I like this question! We rarely think about these processes so explicitly, but they can teach us a bit about what's going on microscopically. I'll consider a very concrete model and solve it.

Let's divide the expansion into $N$ pressure increments, tuned so that ideally, each one would move the piston by $L/N$. Let these increments occur at time $t_i$, and assume no dissipation whatsoever. Let $x(t)$ be the 'overshoot amplitude' of the piston. Roughly speaking, the equation of motion is $$\ddot{x} + \omega^2 x = \sum_{i=1}^N \frac{L}{N}\, \delta(t - t_i)$$ where we get a 'bump' driving force every time we do one of the increments. The final result is $$x(t) \sim \frac{L}{N} \sum_{i=1}^N \sin(\omega (t - t_i)) \, \theta(t - t_i)$$ and your question is about what the typical amplitude $A$ of $x(t)$ is after all $N$ increments in the limit $N \to \infty$. Let's consider several cases.

Case one: fast expansion. Suppose all of the $t_i$ are within a time interval smaller than about $1/\omega$. Then all the terms are roughly in phase, so the final amplitude is $A \sim L$, ruining the adiabatic approximation. We knew this already, because adiabatic processes must be slow compared to the internal dynamics of the gas.

Case two: random expansion. Let's say the $t_i$ increments are random and large. Then the phases will be approximately evenly distributed, so the amplitude will almost certainly be about $A \sim (L/N) \sqrt{N} = L/\sqrt{N}$, which vanishes as $N \to \infty$. Thus the overshoots cancel themselves out. (Here, 'almost certainly' means 'ignoring exponentially unlikely events', as we always do in thermodynamics. The random phases could coincidentally align in the same sense that an egg could uncook itself.)

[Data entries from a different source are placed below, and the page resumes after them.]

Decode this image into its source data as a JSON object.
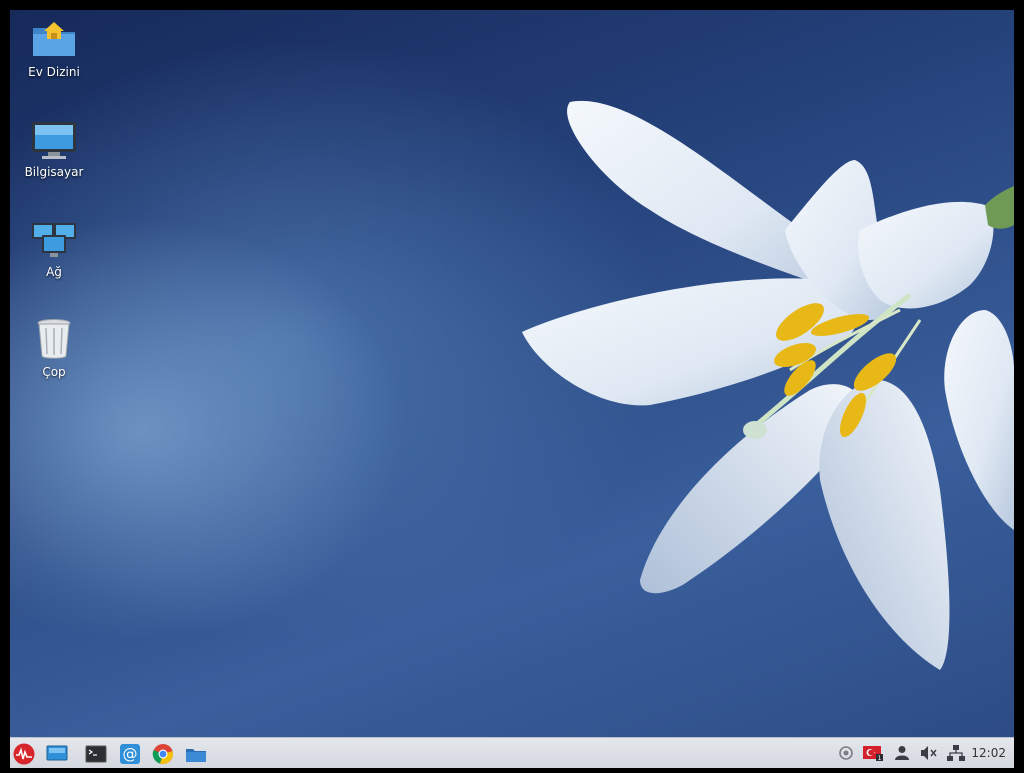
{
  "desktop": {
    "icons": [
      {
        "label": "Ev Dizini",
        "icon": "home-folder-icon"
      },
      {
        "label": "Bilgisayar",
        "icon": "computer-icon"
      },
      {
        "label": "Ağ",
        "icon": "network-icon"
      },
      {
        "label": "Çop",
        "icon": "trash-icon"
      }
    ]
  },
  "taskbar": {
    "launchers": [
      {
        "icon": "app-menu-icon"
      },
      {
        "icon": "show-desktop-icon"
      },
      {
        "icon": "terminal-icon"
      },
      {
        "icon": "mail-icon"
      },
      {
        "icon": "chrome-icon"
      },
      {
        "icon": "file-manager-icon"
      }
    ],
    "tray": [
      {
        "icon": "update-notifier-icon"
      },
      {
        "icon": "keyboard-layout-icon"
      },
      {
        "icon": "user-icon"
      },
      {
        "icon": "volume-muted-icon"
      },
      {
        "icon": "network-status-icon"
      }
    ],
    "clock": "12:02"
  },
  "colors": {
    "taskbar_bg": "#dadee4",
    "wallpaper_dark": "#16295a",
    "wallpaper_light": "#8fb5dc"
  }
}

Case three: synchronized expansion. Suppose the $t_i$ increments are large, but synchronized in phase. Then the final amplitude is $A \sim L$, again ruining the adiabatic approximation. This seems unrealistic, but it is not only realistic but ubiquitous -- this is a model of heat transfer!

Think about how a gas picks up heat from a hot wall. On the microscopic level, the wall itself is jiggling, in such a way that when a gas molecule hits the wall, it bounces off with a higher speed than it had before. Our model is exactly the same, but since we've crudely ignored dissipation the gas only has one degree of freedom, $x(t)$. So this case is a model of heating up the gas. It doesn't happen in an adiabatic process, because by definition such processes exchange no heat.

Summary: the two ways for the overshoots to not cancel out are going too fast, and allowing heat transfer. A real adiabatic process has neither of these features by definition, so the overshoots will cancel out, producing no dissipation in the limit of smooth expansion $N \to \infty$.

• Thanks for the explanation! I've never seen this issue discussed either, and I was thinking about the cooling that occurs in the cloud in a bottle experiment, and what that means in terms of molecular collisions. I studied pchem in Atkins text and reversibility was presented with a vague statement about the system always being in equilibrium, but that didn't offer much insight into the mechanics of energy transfer. Can you recommend a text that addresses issues like these in more detail? Thanks. – lamplamp Mar 29 '18 at 20:58
• @lamplamp The intuitive thing here I just thought up, I haven't seen it anywhere. I think for the full math you'd want a course in kinetic theory, like this, which basically does the calculation I did but for all the molecules at once. Learning about the 'adiabatic theorem' in quantum mechanics also helps, because it's closely related to adiabaticity in statistical mechanics. For general conceptual stuff (like what entropy and heat are) I recommend anything written by E.T. Jaynes. – knzhou Mar 29 '18 at 21:27